There's been some online chatter about doing away with the term "social media" and just calling it "media". I can appreciate where this comes from. With hundres of millions collectively communicating online that new car smell has worn off for many of us. The keenest observers of this space are right to point out that this isn't a trend or a new technology--it's the new normal.

From a communications consulting point-of-view, the term "social media" is still required. It's shorthand for all this web-based interaction that's filled with a gooey centre of shareable content and enveloped with a sweet coating of dialogue and served on a platter of hype and hysteria.

At the expense of clarity, the term "media" has become the shorthand for the particular ways the various communications disciplines see their involvement with it. We all call it media, but we really mean the following:

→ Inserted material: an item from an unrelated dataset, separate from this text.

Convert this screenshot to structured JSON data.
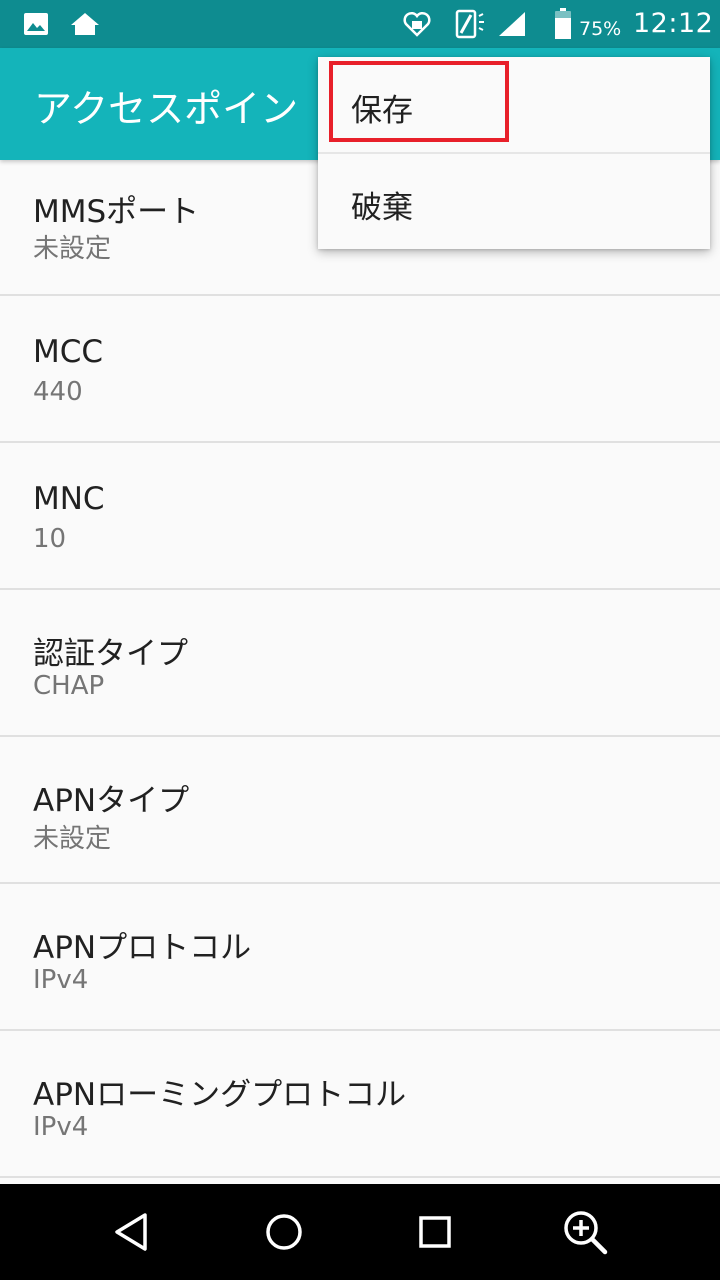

  • Advertising = paid media (space you buy)

  • PR = earned media (space you deserve)

  • Interactive = owned media (space you create)

(Note: 11 a.m.--hat tip to Matt DiPaola from Proximity for turning me on to the term "owned media")

My experience on integrated agency teams usually leads to some sort of clarification of what we all mean by "media" at some point, because of this uninspired shorthand that we use. We confuse each other...imagine what we're doing to our clients.

I like the term "social media". It's different and distinct from the others and demands its own strategy and approach. The best part? it sits right in the middle of paid, earned and owned media.

But if I did have to vote for a name change, I'd go for "collaborative media". That way, our clients would expect their various ad, PR, planning, interactive, search and SEO agencies to work together with each other so the client can work together with their stakeholders.